dent had happened, on which he in. lo a subsequent Letter, we are formed her of the whole affair. The told that
Queen stood struck and motionless “ The daily marks of Royal favour for some time, till the Princesses (which, indeed, should rather be burst into tears, in which she imme terined friendly) cannot be arranged diately found relief by joining with in a sheet of paper; they are bestow- them. Joy soon succeeded this agi. ed most graciously, and received most tation of mind, on the assurance that gratefully, and with such considera- the person was insane that had the tion as to banish that awe which boldness to make the attack, which otherwise would be painful to me; took off all aggravating suspicion; and my sensations, when I am in their and it has been the means of showing company, are respect, admiration, the whole kingdom, that the King and affection. I have been several has the hearts of his subjects. I must eveoings at the Queen's Lodge, with tell you a particular gracious atlen no other company but their own most tion to me on the occasion : Their lovely family. They sit round a large Majesties sent immediately to my table, on which are books, work, house to give orders I should not be pencils, and paper. The Queen has told of it till the next morning, for ibe goodness to make me sit down fear the agitation should give me a next to her ; and delights me with bad night. Dowager Lady Spencer her conversation, which is informing, was in the house with me, and went elegant, and pleasing beyond descrip. with me to early prayers, next morn. tion, whilst the younger part of the ing at eight o'clock ; and after Cha. family are drawing and working, &c. pel was over she separated lier self, &c. the beautiful babe, Princess Ame- from me, and had a long conference' lia, bearing her part in the entertain. with the King and Queen, as they ment; sometimes in one of her sister's stopped to speak to ber on laps—sometimes playing with the coming out of Chapel.

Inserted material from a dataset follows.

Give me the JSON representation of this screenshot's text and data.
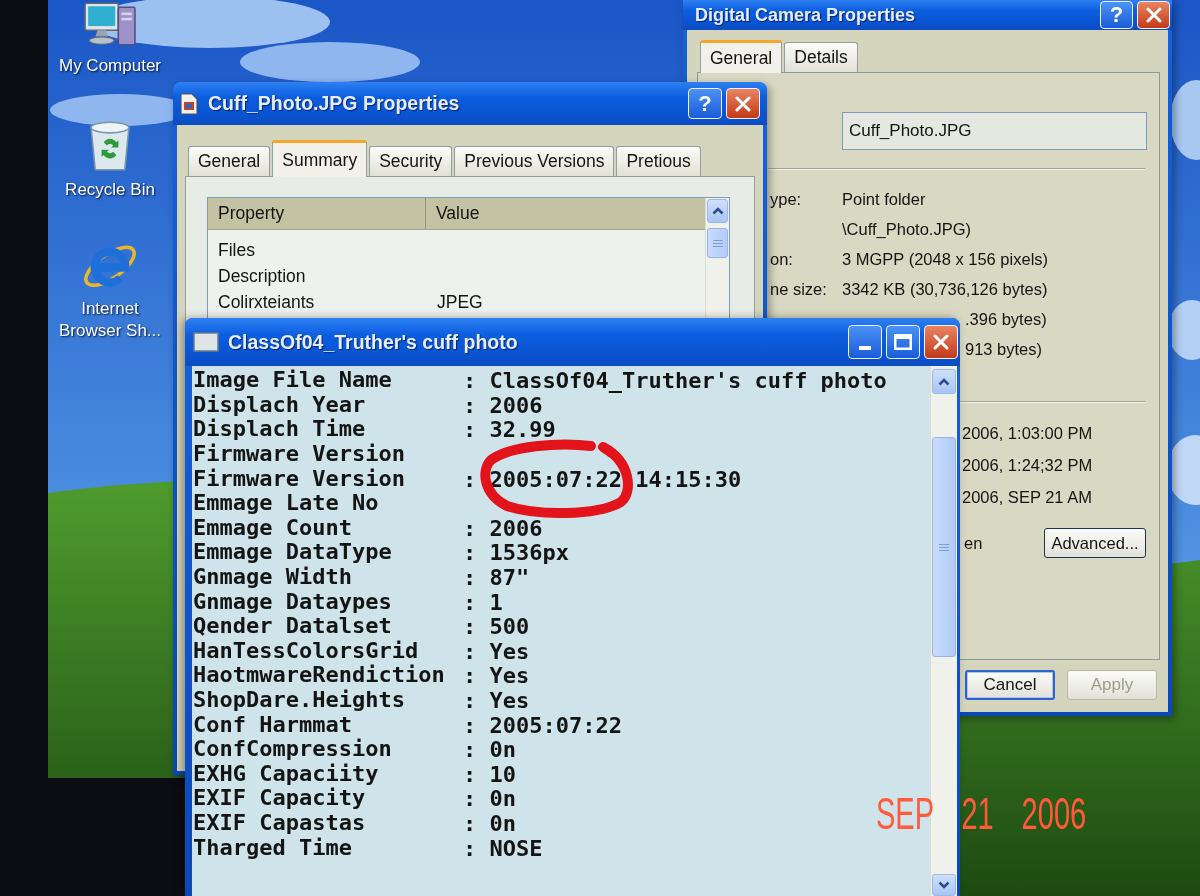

When we King on the carpet; which, altoge- returned to breakfast, I taxed her ther, exhibits such a delightful scene, with her having robbed me of an opas would require an Addison's pen, or portunity of bearing what their Maa Vandyke's pencil, to do justice to. jesties said to her, by standing at lo tbe next room is the band of mu. such a distance. She told me, it was sic, who play from eight o'clock till secret ; but she had now their per.' ten. The King generally directs them mission to tell me what it was, and what pieces of music to play, chiefly then informed me of the wbole affair.", Handel's."